Measuring resistances
The AN870 has seven resistance ranges, from 199.99 Ω to 199.99 MΩ full scale. The specified accuracy depends on the range, from ±(0.2 % + 3) in the most common ranges to ±(5.0 % + 5) in the highest range. Since our Fluke 8842A also measures resistors very accurately, we considered its reading to be the 100 % reference. The results are summarised in the table below. We compensated the resistance of the test leads by measuring relatively with the AN870 and by using the four-wire method with the 8842A. With an average deviation of 0.12 %, the tested device more than meets expectations.

Aneng-AN870-multimeter-tested-17 (© 2021 Jos Verstraten)
Accuracy in measuring resistors. (© 2021 Jos Verstraten)

Measuring capacitors
The AN870 measures in seven ranges from 9.999 nF to 9.999 mF full scale. The accuracy is specified as ±(2.0 % + 5) in the most used ranges up to ±(5.0 % + 20) in the extreme ranges. In the absence of accurate measuring equipment, we have to use our set of capacitors with a guaranteed tolerance of ±1.0 %. The results are summarised in the table below. The deviations at the lower values are in any case not due to the parasitic capacities of connecting cables. In that case, the measured values should be higher than the capacitor values.
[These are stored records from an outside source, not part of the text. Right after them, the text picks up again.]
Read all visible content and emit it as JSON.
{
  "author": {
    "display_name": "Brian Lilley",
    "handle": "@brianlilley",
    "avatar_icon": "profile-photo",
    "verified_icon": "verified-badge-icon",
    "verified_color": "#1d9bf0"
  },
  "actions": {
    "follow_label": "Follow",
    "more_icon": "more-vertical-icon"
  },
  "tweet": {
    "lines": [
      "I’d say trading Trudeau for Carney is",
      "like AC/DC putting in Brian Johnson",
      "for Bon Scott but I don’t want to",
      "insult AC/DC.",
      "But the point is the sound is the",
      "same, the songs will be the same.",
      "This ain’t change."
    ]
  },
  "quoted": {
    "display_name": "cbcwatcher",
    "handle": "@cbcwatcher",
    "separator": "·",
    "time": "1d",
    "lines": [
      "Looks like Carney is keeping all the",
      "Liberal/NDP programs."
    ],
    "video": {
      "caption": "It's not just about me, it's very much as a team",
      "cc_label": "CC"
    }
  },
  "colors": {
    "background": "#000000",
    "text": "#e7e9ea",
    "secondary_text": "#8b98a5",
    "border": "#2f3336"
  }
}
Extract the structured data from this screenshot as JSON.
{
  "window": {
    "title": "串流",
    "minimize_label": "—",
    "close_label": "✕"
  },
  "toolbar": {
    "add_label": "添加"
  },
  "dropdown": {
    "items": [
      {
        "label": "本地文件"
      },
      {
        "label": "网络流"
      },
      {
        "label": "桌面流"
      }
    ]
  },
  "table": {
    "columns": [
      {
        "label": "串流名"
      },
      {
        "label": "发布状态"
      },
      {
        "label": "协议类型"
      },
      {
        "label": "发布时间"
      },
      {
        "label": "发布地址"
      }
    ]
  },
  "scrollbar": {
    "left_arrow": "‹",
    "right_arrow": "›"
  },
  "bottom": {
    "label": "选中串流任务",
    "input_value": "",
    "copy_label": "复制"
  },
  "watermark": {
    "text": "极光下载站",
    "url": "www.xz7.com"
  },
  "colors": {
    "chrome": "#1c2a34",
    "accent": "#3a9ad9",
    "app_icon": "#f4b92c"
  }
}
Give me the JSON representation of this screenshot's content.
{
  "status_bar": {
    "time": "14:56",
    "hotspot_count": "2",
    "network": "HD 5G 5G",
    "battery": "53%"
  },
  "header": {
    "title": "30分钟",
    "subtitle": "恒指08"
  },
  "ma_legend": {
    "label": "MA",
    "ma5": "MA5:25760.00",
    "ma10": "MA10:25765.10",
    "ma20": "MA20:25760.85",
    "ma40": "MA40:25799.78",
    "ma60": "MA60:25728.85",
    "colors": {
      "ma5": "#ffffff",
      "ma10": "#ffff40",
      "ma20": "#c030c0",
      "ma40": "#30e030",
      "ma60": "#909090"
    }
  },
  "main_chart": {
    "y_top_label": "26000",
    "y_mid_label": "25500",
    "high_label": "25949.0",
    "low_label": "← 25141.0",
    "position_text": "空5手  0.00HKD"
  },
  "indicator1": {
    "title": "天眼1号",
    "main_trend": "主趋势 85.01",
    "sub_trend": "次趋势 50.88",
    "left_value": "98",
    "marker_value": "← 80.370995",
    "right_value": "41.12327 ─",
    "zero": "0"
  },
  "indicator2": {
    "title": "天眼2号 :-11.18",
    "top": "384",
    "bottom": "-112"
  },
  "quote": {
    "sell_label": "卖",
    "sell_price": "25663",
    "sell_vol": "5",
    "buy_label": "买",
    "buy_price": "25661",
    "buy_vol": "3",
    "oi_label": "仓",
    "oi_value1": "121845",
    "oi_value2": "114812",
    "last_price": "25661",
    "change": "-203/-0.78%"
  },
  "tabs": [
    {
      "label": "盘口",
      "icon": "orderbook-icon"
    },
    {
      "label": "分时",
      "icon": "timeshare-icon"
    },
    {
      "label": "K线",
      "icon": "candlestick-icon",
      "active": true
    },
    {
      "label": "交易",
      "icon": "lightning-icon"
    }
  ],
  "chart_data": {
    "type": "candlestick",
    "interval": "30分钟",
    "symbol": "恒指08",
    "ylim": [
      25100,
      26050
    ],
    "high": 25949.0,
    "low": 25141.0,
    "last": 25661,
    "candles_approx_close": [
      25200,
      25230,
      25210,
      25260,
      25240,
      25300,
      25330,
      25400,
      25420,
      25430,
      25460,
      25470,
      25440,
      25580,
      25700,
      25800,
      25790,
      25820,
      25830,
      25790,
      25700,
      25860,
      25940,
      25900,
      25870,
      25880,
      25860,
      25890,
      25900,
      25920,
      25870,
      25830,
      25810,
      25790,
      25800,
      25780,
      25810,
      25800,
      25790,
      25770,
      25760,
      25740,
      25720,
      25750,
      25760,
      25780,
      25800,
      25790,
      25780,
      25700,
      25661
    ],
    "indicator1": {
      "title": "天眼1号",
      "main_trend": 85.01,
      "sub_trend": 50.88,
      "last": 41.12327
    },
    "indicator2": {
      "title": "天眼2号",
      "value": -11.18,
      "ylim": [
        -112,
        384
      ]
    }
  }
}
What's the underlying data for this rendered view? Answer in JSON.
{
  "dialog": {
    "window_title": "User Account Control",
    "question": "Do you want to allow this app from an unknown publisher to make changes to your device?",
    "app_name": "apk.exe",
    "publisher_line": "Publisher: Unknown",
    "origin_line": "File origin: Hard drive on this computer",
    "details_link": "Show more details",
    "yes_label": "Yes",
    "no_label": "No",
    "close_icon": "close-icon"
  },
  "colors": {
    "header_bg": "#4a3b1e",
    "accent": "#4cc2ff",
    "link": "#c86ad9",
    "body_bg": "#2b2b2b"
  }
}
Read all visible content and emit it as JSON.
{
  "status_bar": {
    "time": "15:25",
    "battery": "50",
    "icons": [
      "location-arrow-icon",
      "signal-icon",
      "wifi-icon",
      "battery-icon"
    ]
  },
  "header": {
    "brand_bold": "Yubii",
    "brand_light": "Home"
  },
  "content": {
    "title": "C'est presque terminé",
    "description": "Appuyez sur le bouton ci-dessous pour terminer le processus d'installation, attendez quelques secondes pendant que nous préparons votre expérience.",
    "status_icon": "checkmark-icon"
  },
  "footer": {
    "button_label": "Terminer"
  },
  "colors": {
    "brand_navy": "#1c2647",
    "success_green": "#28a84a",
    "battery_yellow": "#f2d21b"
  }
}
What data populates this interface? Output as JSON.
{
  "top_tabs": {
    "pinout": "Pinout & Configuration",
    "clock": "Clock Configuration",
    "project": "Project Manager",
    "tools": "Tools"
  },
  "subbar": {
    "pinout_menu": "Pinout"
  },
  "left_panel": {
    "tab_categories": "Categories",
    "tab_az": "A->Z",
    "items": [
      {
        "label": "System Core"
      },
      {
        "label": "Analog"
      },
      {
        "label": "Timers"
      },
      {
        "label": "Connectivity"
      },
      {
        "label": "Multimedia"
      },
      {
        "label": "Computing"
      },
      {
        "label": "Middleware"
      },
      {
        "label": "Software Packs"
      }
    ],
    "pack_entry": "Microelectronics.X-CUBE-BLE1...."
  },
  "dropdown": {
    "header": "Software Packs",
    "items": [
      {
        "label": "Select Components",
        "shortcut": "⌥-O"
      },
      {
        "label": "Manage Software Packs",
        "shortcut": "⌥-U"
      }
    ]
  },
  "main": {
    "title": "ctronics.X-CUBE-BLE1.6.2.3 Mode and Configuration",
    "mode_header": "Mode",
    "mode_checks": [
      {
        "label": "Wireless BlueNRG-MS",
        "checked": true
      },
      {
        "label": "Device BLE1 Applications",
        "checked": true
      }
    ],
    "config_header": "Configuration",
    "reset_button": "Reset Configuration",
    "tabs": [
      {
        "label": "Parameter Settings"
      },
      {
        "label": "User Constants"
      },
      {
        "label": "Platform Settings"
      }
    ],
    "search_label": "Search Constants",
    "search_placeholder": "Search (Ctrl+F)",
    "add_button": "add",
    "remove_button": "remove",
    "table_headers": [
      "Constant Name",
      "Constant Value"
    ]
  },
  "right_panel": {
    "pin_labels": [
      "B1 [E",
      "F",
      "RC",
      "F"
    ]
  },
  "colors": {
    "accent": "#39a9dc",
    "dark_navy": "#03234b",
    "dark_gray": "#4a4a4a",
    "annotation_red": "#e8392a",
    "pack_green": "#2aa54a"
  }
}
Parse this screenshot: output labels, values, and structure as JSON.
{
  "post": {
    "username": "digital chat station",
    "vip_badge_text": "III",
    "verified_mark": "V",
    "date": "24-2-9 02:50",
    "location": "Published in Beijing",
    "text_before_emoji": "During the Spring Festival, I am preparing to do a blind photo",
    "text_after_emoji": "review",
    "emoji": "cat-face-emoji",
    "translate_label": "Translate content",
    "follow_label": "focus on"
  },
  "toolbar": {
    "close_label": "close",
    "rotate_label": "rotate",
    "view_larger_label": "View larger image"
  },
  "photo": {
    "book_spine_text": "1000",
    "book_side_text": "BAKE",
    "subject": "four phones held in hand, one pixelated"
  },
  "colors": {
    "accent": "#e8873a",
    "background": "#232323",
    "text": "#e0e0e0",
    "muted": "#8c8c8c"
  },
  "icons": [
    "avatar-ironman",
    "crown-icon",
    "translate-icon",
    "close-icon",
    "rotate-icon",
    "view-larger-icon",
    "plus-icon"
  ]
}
Aneng-AN870-multimeter-tested-18 (© 2021 Jos Verstraten)
The accuracy of measuring ±1 % capacitors.
(© 2021 Jos Verstraten)

Measuring temperatures
There are some remarks on the supplied thermocouple probe, see the figure below. In the first place, we find the coiled cord very clumsy. Secondly, we are not very happy with the way the cable is attached to the two banana plugs. The very thin wires are screwed into the banana plugs without any kind of strain relief. That will not last long! Finally, the probe looks nice, but it is extremely unsuitable for monitoring the temperature of an electronic component. For this, give us a so-called 'exposed thermocouple' (see inset) that absorbs much less heat and measures the temperature of, for example, a transistor much more accurately and quickly.

Aneng-AN870-multimeter-tested-19 (© AliExpress)

The supplied thermocouple probe. (© AliExpress)

The AN870 has one temperature range of -20 °C to +1000 °C with a specified accuracy of ±(2.5 % + 5). We do not yet have an accurate temperature meter (with some extra donations we can do that in no time), so we compared the results of the AN870 with those of our TM-902C with identical accuracy. For this test, both thermocouples were rigidly attached to each other and immersed in slow heating water. The table below shows the results of both thermocouples compared.

Aneng-AN870-multimeter-tested-20 (© 2021 Jos Verstraten)
The temperature measurements compared.
(© 2021 Jos Verstraten)

Non-contact measurement of the mains voltage
In the 'NCV' function of the rotary switch, you can measure the mains voltage without contact. The display shows 'EF' when the meter is not in use. If you hold the meter with the top against the wall, you can detect the position of a live wire in the wall. If the AN870 detects an electromagnetic field, the meter will beep and a number of dashes will appear on the display. As you get closer to the wire, more dashes will appear on the display and the meter will beep faster. However, the accuracy of this function is not very high.
This function can also be used, at least according to the manual, to detect the live and neutral wires in a wall socket. Connect the red connector 'V/Ω/Hz' with one test lead to the pins of a wall socket. If the lead is in the neutral terminal, the indication 'EF' remains on the display. If the lead is in the live terminal, four dashes will appear on the display and the AN870 will beep rapidly.
However, for these kind of measurements, we rather trust the old voltage detector with a neon bulb!

Our conclusion on the Aneng AN870

We can discover few properties of this meter where critical remarks are appropriate. The manufacturer could have made the four input connectors a little more professional and the back support a little more solid. The specifications measured by us almost all meet the values stated by the manufacturer. We think that the AN870 is a beautiful multimeter for every electronics hobbyist!

(Banggood sponsor ad)
Aneng AN870 multimeter